(SUPPLIED DATA):

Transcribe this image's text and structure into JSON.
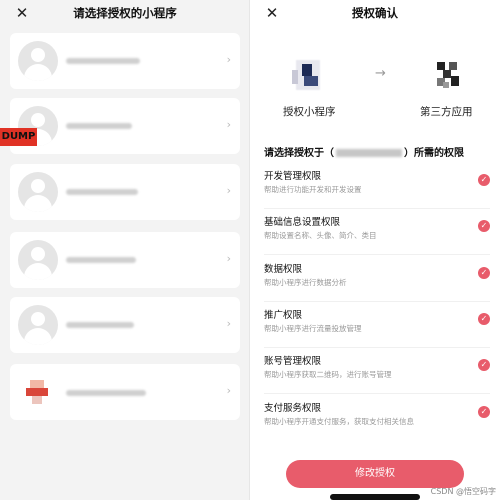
{
  "left": {
    "title": "请选择授权的小程序",
    "close_icon": "close-icon",
    "badge": "DUMP",
    "items": [
      {
        "avatar": "default-avatar"
      },
      {
        "avatar": "default-avatar"
      },
      {
        "avatar": "default-avatar"
      },
      {
        "avatar": "default-avatar"
      },
      {
        "avatar": "default-avatar"
      },
      {
        "avatar": "app-logo"
      }
    ]
  },
  "right": {
    "title": "授权确认",
    "close_icon": "close-icon",
    "source_label": "授权小程序",
    "target_label": "第三方应用",
    "arrow": "→",
    "question_prefix": "请选择授权于（",
    "question_suffix": "）所需的权限",
    "permissions": [
      {
        "title": "开发管理权限",
        "desc": "帮助进行功能开发和开发设置"
      },
      {
        "title": "基础信息设置权限",
        "desc": "帮助设置名称、头像、简介、类目"
      },
      {
        "title": "数据权限",
        "desc": "帮助小程序进行数据分析"
      },
      {
        "title": "推广权限",
        "desc": "帮助小程序进行流量投放管理"
      },
      {
        "title": "账号管理权限",
        "desc": "帮助小程序获取二维码，进行账号管理"
      },
      {
        "title": "支付服务权限",
        "desc": "帮助小程序开通支付服务，获取支付相关信息"
      }
    ],
    "button": "修改授权",
    "watermark": "CSDN @悟空码字"
  },
  "colors": {
    "accent": "#e85c6b",
    "badge": "#e03225"
  }
}
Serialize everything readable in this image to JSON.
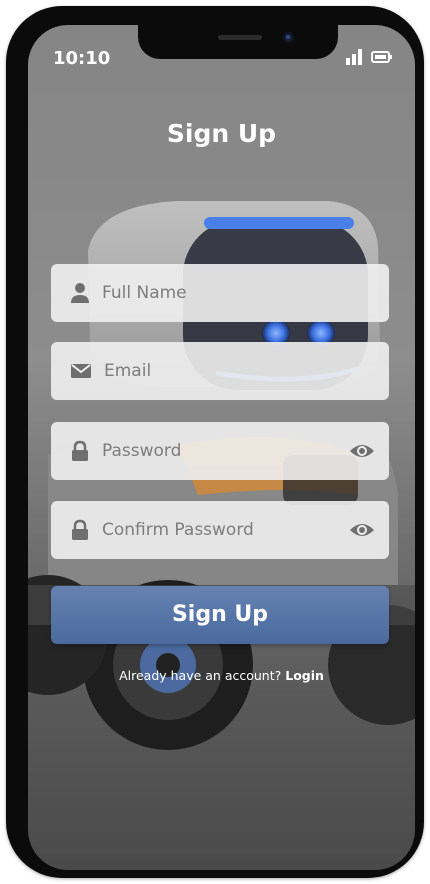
{
  "status_bar": {
    "time": "10:10"
  },
  "screen": {
    "title": "Sign Up"
  },
  "form": {
    "full_name": {
      "placeholder": "Full Name",
      "icon": "person-icon"
    },
    "email": {
      "placeholder": "Email",
      "icon": "mail-icon"
    },
    "password": {
      "placeholder": "Password",
      "icon": "lock-icon",
      "toggle_icon": "eye-icon"
    },
    "confirm_password": {
      "placeholder": "Confirm Password",
      "icon": "lock-icon",
      "toggle_icon": "eye-icon"
    },
    "submit_label": "Sign Up"
  },
  "footer": {
    "prompt": "Already have an account? ",
    "login_label": "Login"
  },
  "colors": {
    "accent": "#5574a7",
    "field_bg": "#f0f0f0",
    "placeholder": "#7d7d7d"
  }
}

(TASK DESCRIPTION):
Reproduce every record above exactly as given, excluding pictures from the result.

(SOLUTION BELOW):
Transcribe this image's text and structure into JSON.
{
  "left": {
    "title": "请选择授权的小程序",
    "close_icon": "close-icon",
    "badge": "DUMP",
    "items": [
      {
        "avatar": "default-avatar"
      },
      {
        "avatar": "default-avatar"
      },
      {
        "avatar": "default-avatar"
      },
      {
        "avatar": "default-avatar"
      },
      {
        "avatar": "default-avatar"
      },
      {
        "avatar": "app-logo"
      }
    ]
  },
  "right": {
    "title": "授权确认",
    "close_icon": "close-icon",
    "source_label": "授权小程序",
    "target_label": "第三方应用",
    "arrow": "→",
    "question_prefix": "请选择授权于（",
    "question_suffix": "）所需的权限",
    "permissions": [
      {
        "title": "开发管理权限",
        "desc": "帮助进行功能开发和开发设置"
      },
      {
        "title": "基础信息设置权限",
        "desc": "帮助设置名称、头像、简介、类目"
      },
      {
        "title": "数据权限",
        "desc": "帮助小程序进行数据分析"
      },
      {
        "title": "推广权限",
        "desc": "帮助小程序进行流量投放管理"
      },
      {
        "title": "账号管理权限",
        "desc": "帮助小程序获取二维码，进行账号管理"
      },
      {
        "title": "支付服务权限",
        "desc": "帮助小程序开通支付服务，获取支付相关信息"
      }
    ],
    "button": "修改授权",
    "watermark": "CSDN @悟空码字"
  },
  "colors": {
    "accent": "#e85c6b",
    "badge": "#e03225"
  }
}
Serialize everything readable in this image to JSON.
{
  "status_bar": {
    "time": "10:10"
  },
  "screen": {
    "title": "Sign Up"
  },
  "form": {
    "full_name": {
      "placeholder": "Full Name",
      "icon": "person-icon"
    },
    "email": {
      "placeholder": "Email",
      "icon": "mail-icon"
    },
    "password": {
      "placeholder": "Password",
      "icon": "lock-icon",
      "toggle_icon": "eye-icon"
    },
    "confirm_password": {
      "placeholder": "Confirm Password",
      "icon": "lock-icon",
      "toggle_icon": "eye-icon"
    },
    "submit_label": "Sign Up"
  },
  "footer": {
    "prompt": "Already have an account? ",
    "login_label": "Login"
  },
  "colors": {
    "accent": "#5574a7",
    "field_bg": "#f0f0f0",
    "placeholder": "#7d7d7d"
  }
}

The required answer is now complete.